Nexus Recovery Center in Dallas has been keeping a close eye on how the recovery community responds to triggers that often present themselves during this time of year. People are attending large parties and others are seeing extended family for the first time in two years.

“They can be especially triggering in early sobriety. There’s people, places and things that you can’t control,” said Heather Ormand, CEO of Nexus Recovery Center. "Being around family that still may be actively using or they only know you as that person, can be really difficult. You can revert back into old patterns. You have to put your sobriety above everything else. That can be really hard and it can seem really selfish to people at times, especially family members that may not understand. But without that, that journey ends there and it has to begin again.”

Ormand devotes herself to running Nexus, a safe haven for women to live and heal while going through rehabilitation. Their children are also able to join the women in the shelter while on their recovery journey.

“We want to let them to know that we love them and will surround them with all the hope that they need,” she said.

Ormand has walked on that same path. She is more than a decade sober.

“When I got sober, I did that with the hope that maybe one day I could be a mom and have kids,” she said. “Today, I have a five-year-old and a two year old. They are incredible and amazing. Anytime I think about drinking or going down that path, I think about the fact that they’ve never seen me drunk. That means the world to me and if I can help one mom or one woman feel that same way, that’s why I want to be here.”

But sadly, in the last 20 months she said she's watched too many loved ones relapse because of isolation from the pandemic. She worries the holiday season might add to the strain.

“I’ve had so many close friends who had five, ten, 15 years of sobriety that through being in isolation over the last 20 months -- with anxiety, depression and the pressure of being a full-time mommy with your kids at home with no break -- has been really devastating to their sobriety,” she said.

The number of people affected by this in North Texas might surprise you.

According to DFW Hospital Council, opioids are the number one prescribed medication in the region. In the new CDC data, the record breaking number of deaths in the past year have been mostly attributed to opioids, including fentanyl.

“The number of overdose deaths this past year surpassed car crashes and gun violence,” said Ormand. “It’s deadly, it’s happening and we have to face it as a community. One of the drivers of that is the introduction of fentanyl into the next North Texas region. It’s 20 times more potent than heroin. They buy drugs on the street and it’s been cut with that. So these are unintentional, avoidable deaths.”

Before the pandemic, the DFW Hospital Council estimated over 600,000 people sought substance use disorder treatment in North Texas alone.

That's just people who actually got help. There are so many others who don't.
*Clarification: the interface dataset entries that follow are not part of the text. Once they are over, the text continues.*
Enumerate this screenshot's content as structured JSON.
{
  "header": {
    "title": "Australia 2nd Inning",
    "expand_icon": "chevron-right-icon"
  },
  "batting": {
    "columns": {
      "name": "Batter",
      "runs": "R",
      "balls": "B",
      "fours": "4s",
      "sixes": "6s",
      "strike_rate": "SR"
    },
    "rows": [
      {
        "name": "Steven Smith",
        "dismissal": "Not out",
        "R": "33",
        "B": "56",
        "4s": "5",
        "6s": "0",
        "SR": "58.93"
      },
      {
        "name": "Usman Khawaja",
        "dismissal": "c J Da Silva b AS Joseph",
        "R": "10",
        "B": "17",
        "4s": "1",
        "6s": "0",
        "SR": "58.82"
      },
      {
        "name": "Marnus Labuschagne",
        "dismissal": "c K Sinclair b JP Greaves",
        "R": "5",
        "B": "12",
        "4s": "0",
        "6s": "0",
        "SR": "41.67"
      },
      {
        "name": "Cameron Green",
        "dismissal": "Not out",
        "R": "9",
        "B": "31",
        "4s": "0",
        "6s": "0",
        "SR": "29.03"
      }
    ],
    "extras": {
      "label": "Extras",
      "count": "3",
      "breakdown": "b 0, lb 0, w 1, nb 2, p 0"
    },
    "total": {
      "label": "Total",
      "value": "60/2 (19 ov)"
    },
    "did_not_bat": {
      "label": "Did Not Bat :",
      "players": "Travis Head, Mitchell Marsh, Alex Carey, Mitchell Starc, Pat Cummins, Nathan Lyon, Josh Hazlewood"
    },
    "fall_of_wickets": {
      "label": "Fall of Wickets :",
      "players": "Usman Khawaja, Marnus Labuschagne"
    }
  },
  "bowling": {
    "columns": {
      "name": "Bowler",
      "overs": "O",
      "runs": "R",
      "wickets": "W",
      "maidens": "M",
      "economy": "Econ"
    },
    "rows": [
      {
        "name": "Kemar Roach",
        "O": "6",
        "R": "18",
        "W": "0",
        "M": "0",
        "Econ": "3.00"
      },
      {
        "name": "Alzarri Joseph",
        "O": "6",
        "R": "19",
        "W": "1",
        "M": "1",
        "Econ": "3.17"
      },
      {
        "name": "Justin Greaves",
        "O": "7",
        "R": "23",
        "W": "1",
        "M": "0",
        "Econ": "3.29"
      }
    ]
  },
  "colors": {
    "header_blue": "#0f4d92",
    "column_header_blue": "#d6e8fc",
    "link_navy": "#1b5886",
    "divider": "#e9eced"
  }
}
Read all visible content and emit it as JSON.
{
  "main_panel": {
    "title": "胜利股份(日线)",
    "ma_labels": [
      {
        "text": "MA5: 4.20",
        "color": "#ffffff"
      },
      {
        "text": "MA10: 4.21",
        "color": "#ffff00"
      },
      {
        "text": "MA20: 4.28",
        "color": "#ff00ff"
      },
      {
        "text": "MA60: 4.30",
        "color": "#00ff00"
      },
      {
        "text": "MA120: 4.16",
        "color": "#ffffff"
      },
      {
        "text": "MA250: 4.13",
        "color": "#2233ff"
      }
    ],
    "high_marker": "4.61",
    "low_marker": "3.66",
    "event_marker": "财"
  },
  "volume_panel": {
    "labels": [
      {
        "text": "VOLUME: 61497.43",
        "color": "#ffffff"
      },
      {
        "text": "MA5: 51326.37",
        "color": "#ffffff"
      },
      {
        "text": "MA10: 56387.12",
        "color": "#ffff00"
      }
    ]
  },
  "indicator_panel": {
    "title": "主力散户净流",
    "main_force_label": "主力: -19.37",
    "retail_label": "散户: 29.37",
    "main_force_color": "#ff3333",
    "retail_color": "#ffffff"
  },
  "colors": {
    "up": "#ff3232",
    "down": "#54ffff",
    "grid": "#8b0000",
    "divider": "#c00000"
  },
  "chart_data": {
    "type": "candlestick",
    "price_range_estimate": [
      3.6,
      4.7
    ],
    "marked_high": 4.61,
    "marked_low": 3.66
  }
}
These staggering numbers are why Nexus is opening its doors this holiday season to be a safe space for those in recovery to volunteer, stay away from unhealthy distractions, and stay focused.

“Volunteering is such a great way during the holidays to reinforce the gratitude that you feel for your own recovery and sobriety,” said Ormand. “We want to be that safe community and safe space for anyone that’s looking to volunteer."

Volunteers are welcome to spend time with the clients and kids, put holiday gift packages together, and help set up for children’s parties. For information on how to sign up, click here.

As law enforcement cracks down on drunk drivers for the holidays, Nexus is observing some interesting new data.

Before the pandemic, most of their detox clients were there for opioids. Nearly two years later, half of those clients are now there for alcohol abuse.

“What a lot of people don’t realize or think about is alcohol is really a deadly substance as well,” said Ormand.

If you want to help this holiday season or know someone who needs help, visit www.nexusrecovery.org to find resources.